From Mexico to SoCo: How did fast-food chain El Pollo Loco fare on the long journey?

Sep 2, 2009 at 4:00 am

Fast food isn't typical territory for this column, but El Pollo Loco isn't the typical fast-food chain. Though now based in Costa Mesa, California, it wasn't founded there. In fact, it wasn't founded in the United States, period. It's a rare specimen in the nation that has made the Golden Arches a symbol as universal as a cartoon heart: the fast-food import.

The original El Pollo Loco opened in 1975 as a roadside stand in Guasave, Mexico. Guasave is a small city located in the state of Sinaloa on the Pacific coast, about 200 miles north of Mazatlán. (Just how small is Guasave? Well, take the source for what it's worth, but according to its Wikipedia entry, its "main [tourist] attraction is the now famous traffic lights right in the middle of the highway.") More locations soon opened throughout Mexico, and in 1980 the chain established its first American outpost in Los Angeles. Today El Pollo Loco comprises nearly 400 restaurants spread across fourteen U.S. states.

The first St. Louis location opened in May where Lemay Ferry Road intersects South Lindbergh Boulevard. South county might seem like an unlikely spot for a chain whose birthplace is in Mexico, but it's a sign — the first of many, really — of how Americanized El Pollo Loco has become. Remove the specific logos and dish names, and this could be any fast-food joint: drive-thru, soda fountain, condiment bar, picture menu of numbered combo meals.

El Pollo Loco translates as "the crazy chicken," and chicken is pretty much the only show in town, served as individual pieces or chopped up for burritos, tacos, nachos, quesadillas and salads. The restaurant refers to its chicken as "flame-grilled," which is one of those ridiculous phrases fast-food chains devise to convince you that their food is, you know, real. But El Pollo Loco does have a grill, located behind the cash registers, where cooks tend to the chicken, and every now and then the tip of an actual flame will flicker above the grate.
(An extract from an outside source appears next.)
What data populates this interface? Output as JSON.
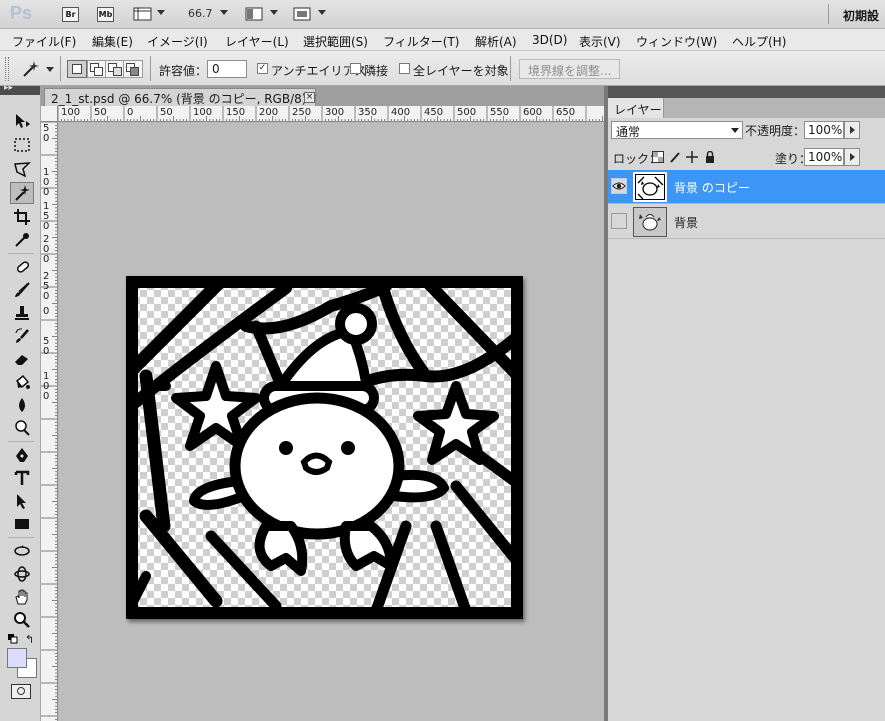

The chicken is marinated in a concoction of citrus juice, garlic, herbs and spices that — according to El Pollo Loco's official history, at least — has passed unchanged from the restaurant's founding family to the chain's American owners. (The current owner is a New York-based asset-management firm; previous American owners included the same company that owns Denny's.) On my first visit, I opted to try the chicken in its purest form, ordering the two-piece meal with a leg and a thigh. Those who prefer white meat can order a breast and a wing and pay a little more.

The chicken arrived fresh from the grill, its skin a lovely copper color. The skin held much of the flavor: the natural savor of browned meat with a hint of garlic and the sweetness (though not the tartness) of citrus. The marinade hadn't permeated into the meat, which was tender but needed a sprinkle of salt.
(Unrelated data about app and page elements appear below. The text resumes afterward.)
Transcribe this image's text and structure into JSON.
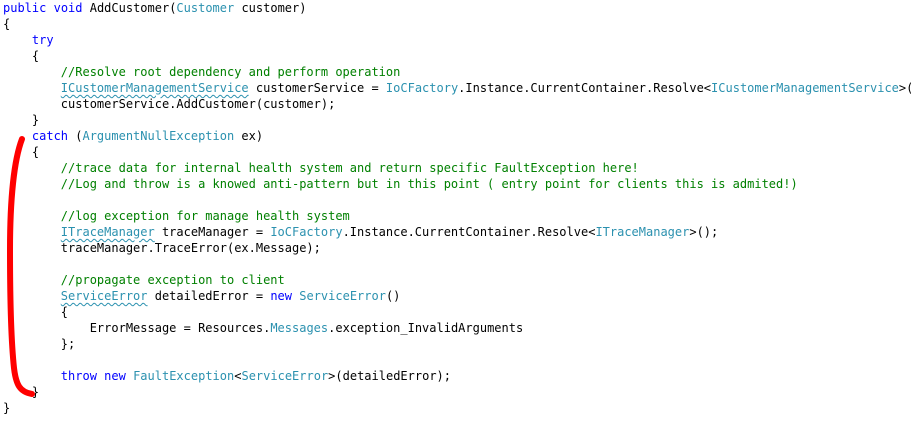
{
  "editor": {
    "indent": "    ",
    "lines": [
      {
        "i": 0,
        "t": [
          {
            "c": "kw",
            "v": "public"
          },
          {
            "v": " "
          },
          {
            "c": "kw",
            "v": "void"
          },
          {
            "v": " AddCustomer("
          },
          {
            "c": "ty",
            "v": "Customer"
          },
          {
            "v": " customer)"
          }
        ]
      },
      {
        "i": 0,
        "t": [
          {
            "v": "{"
          }
        ]
      },
      {
        "i": 1,
        "t": [
          {
            "c": "kw",
            "v": "try"
          }
        ]
      },
      {
        "i": 1,
        "t": [
          {
            "v": "{"
          }
        ]
      },
      {
        "i": 2,
        "t": [
          {
            "c": "cm",
            "v": "//Resolve root dependency and perform operation"
          }
        ]
      },
      {
        "i": 2,
        "t": [
          {
            "c": "ty wavy",
            "v": "ICustomerManagementService"
          },
          {
            "v": " customerService = "
          },
          {
            "c": "ty",
            "v": "IoCFactory"
          },
          {
            "v": ".Instance.CurrentContainer.Resolve<"
          },
          {
            "c": "ty",
            "v": "ICustomerManagementService"
          },
          {
            "v": ">();"
          }
        ]
      },
      {
        "i": 2,
        "t": [
          {
            "v": "customerService.AddCustomer(customer);"
          }
        ]
      },
      {
        "i": 1,
        "t": [
          {
            "v": "}"
          }
        ]
      },
      {
        "i": 1,
        "t": [
          {
            "c": "kw",
            "v": "catch"
          },
          {
            "v": " ("
          },
          {
            "c": "ty",
            "v": "ArgumentNullException"
          },
          {
            "v": " ex)"
          }
        ]
      },
      {
        "i": 1,
        "t": [
          {
            "v": "{"
          }
        ]
      },
      {
        "i": 2,
        "t": [
          {
            "c": "cm",
            "v": "//trace data for internal health system and return specific FaultException here!"
          }
        ]
      },
      {
        "i": 2,
        "t": [
          {
            "c": "cm",
            "v": "//Log and throw is a knowed anti-pattern but in this point ( entry point for clients this is admited!)"
          }
        ]
      },
      {
        "i": 0,
        "t": []
      },
      {
        "i": 2,
        "t": [
          {
            "c": "cm",
            "v": "//log exception for manage health system"
          }
        ]
      },
      {
        "i": 2,
        "t": [
          {
            "c": "ty wavy",
            "v": "ITraceManager"
          },
          {
            "v": " traceManager = "
          },
          {
            "c": "ty",
            "v": "IoCFactory"
          },
          {
            "v": ".Instance.CurrentContainer.Resolve<"
          },
          {
            "c": "ty",
            "v": "ITraceManager"
          },
          {
            "v": ">();"
          }
        ]
      },
      {
        "i": 2,
        "t": [
          {
            "v": "traceManager.TraceError(ex.Message);"
          }
        ]
      },
      {
        "i": 0,
        "t": []
      },
      {
        "i": 2,
        "t": [
          {
            "c": "cm",
            "v": "//propagate exception to client"
          }
        ]
      },
      {
        "i": 2,
        "t": [
          {
            "c": "ty wavy",
            "v": "ServiceError"
          },
          {
            "v": " detailedError = "
          },
          {
            "c": "kw",
            "v": "new"
          },
          {
            "v": " "
          },
          {
            "c": "ty",
            "v": "ServiceError"
          },
          {
            "v": "()"
          }
        ]
      },
      {
        "i": 2,
        "t": [
          {
            "v": "{"
          }
        ]
      },
      {
        "i": 3,
        "t": [
          {
            "v": "ErrorMessage = Resources."
          },
          {
            "c": "ty",
            "v": "Messages"
          },
          {
            "v": ".exception_InvalidArguments"
          }
        ]
      },
      {
        "i": 2,
        "t": [
          {
            "v": "};"
          }
        ]
      },
      {
        "i": 0,
        "t": []
      },
      {
        "i": 2,
        "t": [
          {
            "c": "kw",
            "v": "throw"
          },
          {
            "v": " "
          },
          {
            "c": "kw",
            "v": "new"
          },
          {
            "v": " "
          },
          {
            "c": "ty",
            "v": "FaultException"
          },
          {
            "v": "<"
          },
          {
            "c": "ty",
            "v": "ServiceError"
          },
          {
            "v": ">(detailedError);"
          }
        ]
      },
      {
        "i": 1,
        "t": [
          {
            "v": "}"
          }
        ]
      },
      {
        "i": 0,
        "t": [
          {
            "v": "}"
          }
        ]
      }
    ]
  },
  "colors": {
    "keyword": "#0000ff",
    "type": "#2b91af",
    "comment": "#008000",
    "text": "#000000",
    "annotation": "#ff0000"
  }
}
The chicken is served with two tortillas (corn or flour) and your choice of two sides. I, being something of a Neanderthal, ate the chicken with my hands, reserving my flour tortillas for — well, I wasn't really sure what to do with them. I decided to use them as a vehicle for sampling the four different salsas available at the condiment bar. The house salsa is chunky with tomato and relatively tame; the pico de gallo is straightforward. Hottest was the dark salsa de árbol, made from the eponymous chile, while the most intriguing was the "avocado salsa," a thin, bright green sauce that didn't taste much like avocados but possessed some peppery bite.

The sides are uninspiring, more in line with American tastes than Mexican palates: fries, salad, cole slaw, mashed potatoes with gravy (!), mac & cheese. Pinto beans are served in a lightly sweet barbecue sauce, and to my dismay, if not surprise, a corn cobette came not with the traditional Mexican street-food accompaniments (lime, cayenne powder, sometimes sour cream), but plain ol' butter. An order of tortilla soup brought a decent broth thick with shredded chicken (naturally) and vegetables but no visible tortillas.

Curious to see how the chicken worked in one of the other dishes, I returned to El Pollo Loco and ordered the "Ultimate Grilled Burrito," one of four burritos available. This is a monster dish: chicken with rice, pinto beans, guacamole, pico de gallo, sour cream and cheese. The burrito is lightly browned on both of its broad sides, resulting in a crisper texture than the usual burrito has, but the interior was surprisingly bland, much less than the sum of its parts. The chicken was especially obscured here, its subtle seasonings utterly lost among its "ultimate" accompaniments.

I can't imagine the founders of El Pollo Loco would be happy to see their chicken described as utterly lost. Then again, I doubt the "Ultimate Grilled Burrito" was on the original menu. Stick with the original chicken. South county's El Pollo Loco might be a far cry from Guasave, circa 1975, but some of the flavor remains.